- _Problem requirements_
The word "JSON" marks the lines you need; copy each of them from the data.

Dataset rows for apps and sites
· · ·

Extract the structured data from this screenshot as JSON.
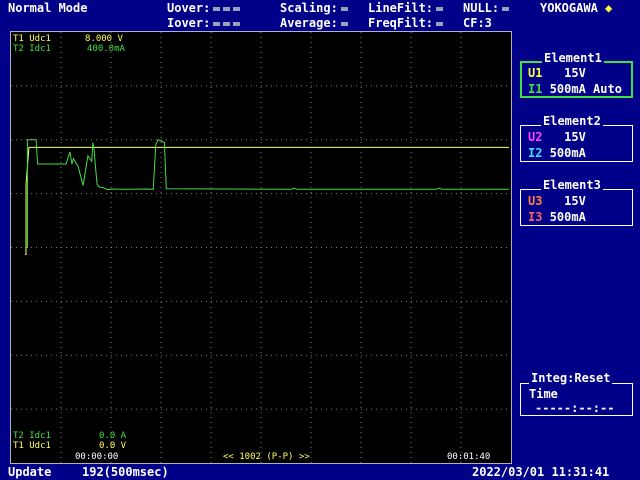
{
  "header": {
    "mode": "Normal Mode",
    "uover": "Uover:",
    "iover": "Iover:",
    "scaling": "Scaling:",
    "average": "Average:",
    "linefilt": "LineFilt:",
    "freqfilt": "FreqFilt:",
    "null": "NULL:",
    "cf": "CF:3",
    "brand": "YOKOGAWA"
  },
  "traces": {
    "t1_label": "T1 Udc1",
    "t1_value": "8.000 V",
    "t2_label": "T2 Idc1",
    "t2_value": "400.0mA",
    "t2_bottom_label": "T2 Idc1",
    "t2_bottom_value": "0.0 A",
    "t1_bottom_label": "T1 Udc1",
    "t1_bottom_value": "0.0 V",
    "time_start": "00:00:00",
    "record": "<< 1002 (P-P) >>",
    "time_end": "00:01:40"
  },
  "elements": [
    {
      "title": "Element1",
      "u_name": "U1",
      "u_range": "15V",
      "i_name": "I1",
      "i_range": "500mA Auto",
      "u_color": "#ffff40",
      "i_color": "#40e040",
      "border": "#40e040"
    },
    {
      "title": "Element2",
      "u_name": "U2",
      "u_range": "15V",
      "i_name": "I2",
      "i_range": "500mA",
      "u_color": "#ff40ff",
      "i_color": "#40e0ff",
      "border": "#ffffff"
    },
    {
      "title": "Element3",
      "u_name": "U3",
      "u_range": "15V",
      "i_name": "I3",
      "i_range": "500mA",
      "u_color": "#ff8040",
      "i_color": "#ff6060",
      "border": "#ffffff"
    }
  ],
  "integ": {
    "title": "Integ:Reset",
    "time_label": "Time",
    "time_value": "-----:--:--"
  },
  "footer": {
    "update_label": "Update",
    "update_value": "192(500msec)",
    "datetime": "2022/03/01 11:31:41"
  },
  "chart_data": {
    "type": "line",
    "series": [
      {
        "name": "T1 Udc1",
        "color": "#ffff60",
        "points": [
          [
            0,
            0
          ],
          [
            0.2,
            0
          ],
          [
            0.2,
            5
          ],
          [
            0.8,
            7.7
          ],
          [
            100,
            7.7
          ]
        ]
      },
      {
        "name": "T2 Idc1",
        "color": "#40e040",
        "points": [
          [
            0,
            0
          ],
          [
            0.5,
            0
          ],
          [
            0.5,
            400
          ],
          [
            2.3,
            400
          ],
          [
            2.6,
            310
          ],
          [
            8.5,
            310
          ],
          [
            9.0,
            340
          ],
          [
            9.3,
            355
          ],
          [
            9.7,
            310
          ],
          [
            10.0,
            330
          ],
          [
            11.0,
            300
          ],
          [
            12.0,
            230
          ],
          [
            13.0,
            340
          ],
          [
            13.8,
            320
          ],
          [
            14.0,
            390
          ],
          [
            14.3,
            360
          ],
          [
            14.6,
            290
          ],
          [
            14.9,
            235
          ],
          [
            15.3,
            225
          ],
          [
            16.2,
            222
          ],
          [
            17.0,
            215
          ],
          [
            18.0,
            217
          ],
          [
            20.0,
            216
          ],
          [
            25.0,
            217
          ],
          [
            26.5,
            216
          ],
          [
            27.0,
            380
          ],
          [
            27.5,
            400
          ],
          [
            28.8,
            390
          ],
          [
            29.2,
            218
          ],
          [
            55.0,
            216
          ],
          [
            55.6,
            220
          ],
          [
            56.2,
            216
          ],
          [
            85.0,
            216
          ],
          [
            85.6,
            220
          ],
          [
            86.2,
            216
          ],
          [
            100,
            216
          ]
        ]
      }
    ],
    "xlim": [
      0,
      100
    ],
    "ylim_t1": [
      -15,
      16
    ],
    "ylim_t2": [
      -800,
      800
    ]
  }
}
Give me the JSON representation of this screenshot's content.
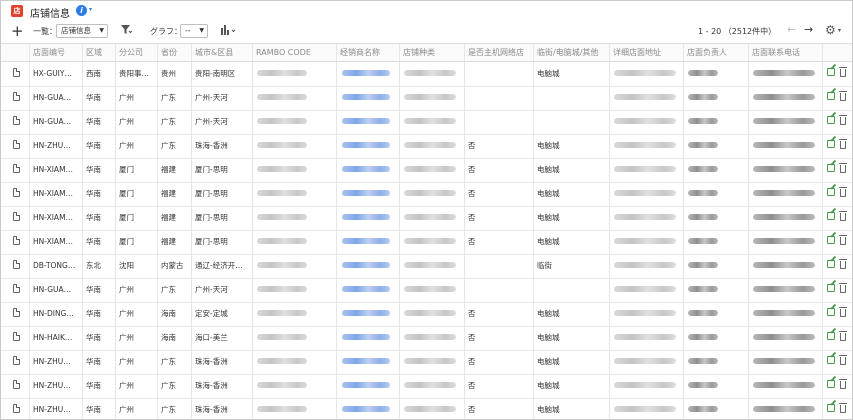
{
  "app": {
    "title": "店铺信息",
    "icon_text": "店",
    "info_icon": "i"
  },
  "toolbar": {
    "add_icon": "+",
    "list_label": "一覧：",
    "list_value": "店铺信息",
    "filter_icon": "filter-icon",
    "graph_label": "グラフ：",
    "graph_value": "--",
    "chart_icon": "bar-chart-icon",
    "pager_text": "1 - 20 （2512件中）",
    "prev_icon": "←",
    "next_icon": "→",
    "gear_icon": "⚙"
  },
  "columns": [
    "店面编号",
    "区域",
    "分公司",
    "省份",
    "城市&区县",
    "RAMBO CODE",
    "经销商名称",
    "店铺种类",
    "是否主机网络店",
    "临街/电脑城/其他",
    "详细店面地址",
    "店面负责人",
    "店面联系电话"
  ],
  "rows": [
    {
      "code": "HX-GUIY…",
      "region": "西南",
      "branch": "贵阳事…",
      "province": "贵州",
      "city": "贵阳-南明区",
      "net": "",
      "street": "电脑城"
    },
    {
      "code": "HN-GUA…",
      "region": "华南",
      "branch": "广州",
      "province": "广东",
      "city": "广州-天河",
      "net": "",
      "street": ""
    },
    {
      "code": "HN-GUA…",
      "region": "华南",
      "branch": "广州",
      "province": "广东",
      "city": "广州-天河",
      "net": "",
      "street": ""
    },
    {
      "code": "HN-ZHU…",
      "region": "华南",
      "branch": "广州",
      "province": "广东",
      "city": "珠海-香洲",
      "net": "否",
      "street": "电脑城"
    },
    {
      "code": "HN-XIAM…",
      "region": "华南",
      "branch": "厦门",
      "province": "福建",
      "city": "厦门-思明",
      "net": "否",
      "street": "电脑城"
    },
    {
      "code": "HN-XIAM…",
      "region": "华南",
      "branch": "厦门",
      "province": "福建",
      "city": "厦门-思明",
      "net": "否",
      "street": "电脑城"
    },
    {
      "code": "HN-XIAM…",
      "region": "华南",
      "branch": "厦门",
      "province": "福建",
      "city": "厦门-思明",
      "net": "否",
      "street": "电脑城"
    },
    {
      "code": "HN-XIAM…",
      "region": "华南",
      "branch": "厦门",
      "province": "福建",
      "city": "厦门-思明",
      "net": "否",
      "street": "电脑城"
    },
    {
      "code": "DB-TONG…",
      "region": "东北",
      "branch": "沈阳",
      "province": "内蒙古",
      "city": "通辽-经济开…",
      "net": "",
      "street": "临街"
    },
    {
      "code": "HN-GUA…",
      "region": "华南",
      "branch": "广州",
      "province": "广东",
      "city": "广州-天河",
      "net": "",
      "street": ""
    },
    {
      "code": "HN-DING…",
      "region": "华南",
      "branch": "广州",
      "province": "海南",
      "city": "定安-定城",
      "net": "否",
      "street": "电脑城"
    },
    {
      "code": "HN-HAIK…",
      "region": "华南",
      "branch": "广州",
      "province": "海南",
      "city": "海口-美兰",
      "net": "否",
      "street": "电脑城"
    },
    {
      "code": "HN-ZHU…",
      "region": "华南",
      "branch": "广州",
      "province": "广东",
      "city": "珠海-香洲",
      "net": "否",
      "street": "电脑城"
    },
    {
      "code": "HN-ZHU…",
      "region": "华南",
      "branch": "广州",
      "province": "广东",
      "city": "珠海-香洲",
      "net": "否",
      "street": "电脑城"
    },
    {
      "code": "HN-ZHU…",
      "region": "华南",
      "branch": "广州",
      "province": "广东",
      "city": "珠海-香洲",
      "net": "否",
      "street": "电脑城"
    }
  ]
}
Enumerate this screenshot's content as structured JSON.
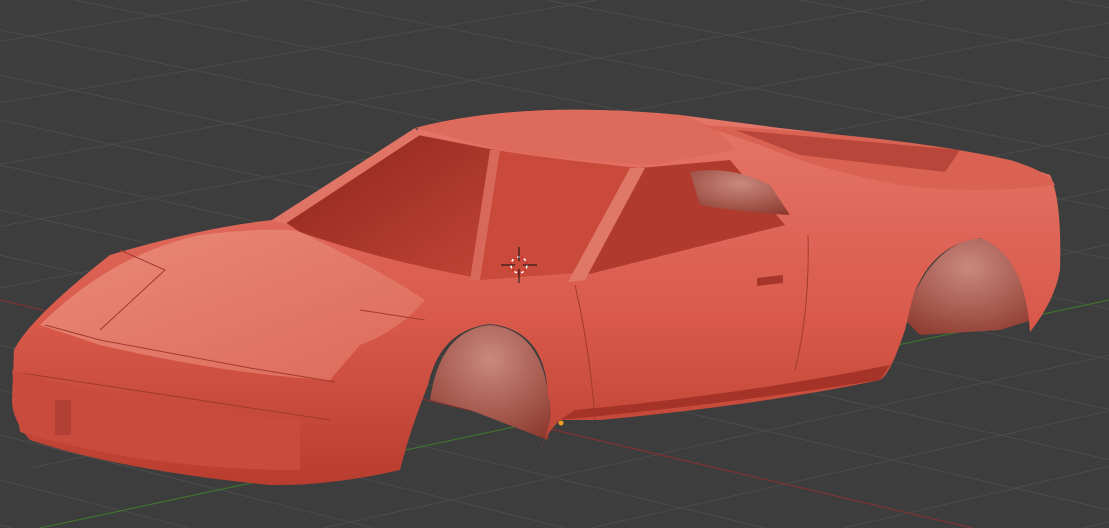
{
  "viewport": {
    "view": "3d-viewport",
    "object": "car-body",
    "colors": {
      "background": "#3d3d3d",
      "grid": "#4b4b4b",
      "x_axis": "#8a2e2e",
      "y_axis": "#3f7a2a",
      "body": "#d9584a",
      "body_highlight": "#e8806f",
      "body_shadow": "#a93528",
      "interior": "#9a2a1f",
      "cursor_outer": "#ffffff",
      "cursor_inner": "#d0302a"
    }
  }
}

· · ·

- _Solution to the problem_
Extract the structured data from this screenshot as JSON.
Give me the JSON representation of this screenshot's content.
Enumerate this screenshot's content as structured JSON.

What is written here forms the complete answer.